Christiansburg’s Travis Williams is running for the Montgomery County School Board District D seat currently held by multi-term incumbent Jamie Bond.
A 2000 graduate of Christiansburg High School, Williams said he has developed a strong familiarity with the Montgomery County Public Schools through his experiences as a former Roanoke Times reporter and substitute teacher in the district.
Williams said there are two reasons behind his decision to run: his desire to further bridge the gaps between MCPS and the community at large and to help shape a better school system for future generations of students.
“I have this 2-year-old son. He’s pretty daggone cute, and he’s going to go to Montgomery County Public Schools,” he said, adding he got tremendous value out of MCPS when he attended. “And I want to see that continue and be even better for him … Maybe that’s a little bit selfish, but it’s totally honest, though. I think everybody wants great things for their kids, and great things for the neighbors’ kids. The stronger our school system, the stronger we are as a whole.”
On the issue of bridging the gaps, Williams said he’s noticed some problems with that over the years, particularly this school year. He said he doesn’t necessarily think the disconnect he’s seen this year is just about the debates over the reopening of the schools amid the pandemic. He said they could be rooted to general frustrations that have been simmering for at least a few years.
On the issue of the reopening, for example, Williams said he’s aware of how divisive the issue has been. He said he’s spoken to numerous people on the matter, with some very much in favor of the recent decision to allow all-day in-person classes and with others strongly opposed.
“The common thought, though, from both is they felt like they weren’t being heard, and they didn’t have a clear picture of what was going to go on,” Williams said. “And that goes back to the disconnect.”
He said he empathizes with the members of the community over the past few years who were critical of personnel decisions made at Blacksburg High School and Auburn High School, both of which resulted in protests to the school board.
“Both issues … I felt like county schools get a lot of our money and they ask us to entrust them with our children, and a lot of times we don’t really have a good understanding of why folks are hired or fired,” he said. “And when you think about it, that’s kind of scary.”

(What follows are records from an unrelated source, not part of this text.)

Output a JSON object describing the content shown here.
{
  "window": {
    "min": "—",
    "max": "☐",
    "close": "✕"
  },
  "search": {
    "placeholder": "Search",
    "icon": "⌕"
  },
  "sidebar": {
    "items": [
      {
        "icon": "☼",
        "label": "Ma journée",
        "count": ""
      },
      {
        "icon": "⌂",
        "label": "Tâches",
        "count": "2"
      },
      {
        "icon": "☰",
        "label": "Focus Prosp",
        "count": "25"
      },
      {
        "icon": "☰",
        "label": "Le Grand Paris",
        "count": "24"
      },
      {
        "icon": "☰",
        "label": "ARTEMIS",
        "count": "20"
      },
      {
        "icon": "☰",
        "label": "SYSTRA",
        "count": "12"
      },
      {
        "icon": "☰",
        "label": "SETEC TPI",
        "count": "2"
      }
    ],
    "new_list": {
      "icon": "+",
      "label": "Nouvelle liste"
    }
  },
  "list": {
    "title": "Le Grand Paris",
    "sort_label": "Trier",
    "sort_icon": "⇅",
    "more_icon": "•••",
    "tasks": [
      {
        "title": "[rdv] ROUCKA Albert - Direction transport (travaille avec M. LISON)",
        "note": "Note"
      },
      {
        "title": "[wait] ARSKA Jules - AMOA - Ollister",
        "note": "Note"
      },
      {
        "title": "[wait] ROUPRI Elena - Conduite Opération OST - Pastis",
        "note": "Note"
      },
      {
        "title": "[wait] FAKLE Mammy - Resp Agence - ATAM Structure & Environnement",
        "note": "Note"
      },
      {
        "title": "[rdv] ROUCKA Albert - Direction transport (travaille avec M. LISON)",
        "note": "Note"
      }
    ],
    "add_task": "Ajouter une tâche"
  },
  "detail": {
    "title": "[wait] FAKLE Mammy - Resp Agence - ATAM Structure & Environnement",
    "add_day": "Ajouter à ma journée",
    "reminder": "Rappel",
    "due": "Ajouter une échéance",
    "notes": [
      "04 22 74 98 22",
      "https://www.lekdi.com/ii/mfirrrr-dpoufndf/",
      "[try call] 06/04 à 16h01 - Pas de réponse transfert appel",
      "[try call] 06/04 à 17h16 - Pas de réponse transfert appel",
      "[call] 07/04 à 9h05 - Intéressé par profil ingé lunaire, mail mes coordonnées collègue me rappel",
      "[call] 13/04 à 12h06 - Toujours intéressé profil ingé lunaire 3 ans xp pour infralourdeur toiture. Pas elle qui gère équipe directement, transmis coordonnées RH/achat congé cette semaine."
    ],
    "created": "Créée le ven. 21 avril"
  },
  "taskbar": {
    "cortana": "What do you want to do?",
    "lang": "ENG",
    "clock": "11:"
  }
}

In 2018, protests led by the Auburn High and Middle School bands occurred over a decision at the time to pass over a longtime and beloved substitute teacher in the hiring of a new band director.
A year later, similar events took place at BHS where students questioned the abrupt departure of a teacher and the reassignment that same semester of the school’s principal.
A few school board members openly made some comments on the Auburn situation, encouraging that community at the time to give the new director a chance.
MCPS officials, including board members, made few public comments on the specific situations at BHS, but promised at the time to bolster mental health initiatives.
Williams joined The Roanoke Times in 2010, where he was a part-time editorial assistant in the sports department and later a news reporter.
Williams’ work at the newspaper included coverage of Montgomery County schools.
“I should add I was never told to specifically focus on schools as much as I did,” he said. “It just came kind of natural because of my education background and passion for sharing stories about students and educators.”
During his time at the newspaper, Williams said he took notice of some of the issues that he would like to address as an elected official.
“I can’t say how many times when I was working at the paper, I would talk to somebody about an issue going on with the school board and they either had no idea what was going on or a very wrong idea of what was going on,” he said. “That’s one of the things I hope to do a little better, maybe be a little bit more transparent.”
Williams left the paper during the summer of 2017 and is now a writer for University Relations at Virginia Tech.
Bond has confirmed that she will seek reelection. She said on Thursday that she didn’t have much time to comment at length about having a challenger due to her responsibilities at Old Town Barber and Hair Salon, which she owns and runs. She said she will ramp up her campaign in the near future.
Bond, whose first term began in 2005, represents an area that covers southwestern Montgomery County and includes a portion of Christiansburg.
The other school board members who are up for reelection this year are Gunin Kiran of Blacksburg’s District A and Dana Partin of District C, which includes an eastern part of the county, predominantly, encompassing Shawsville and Elliston.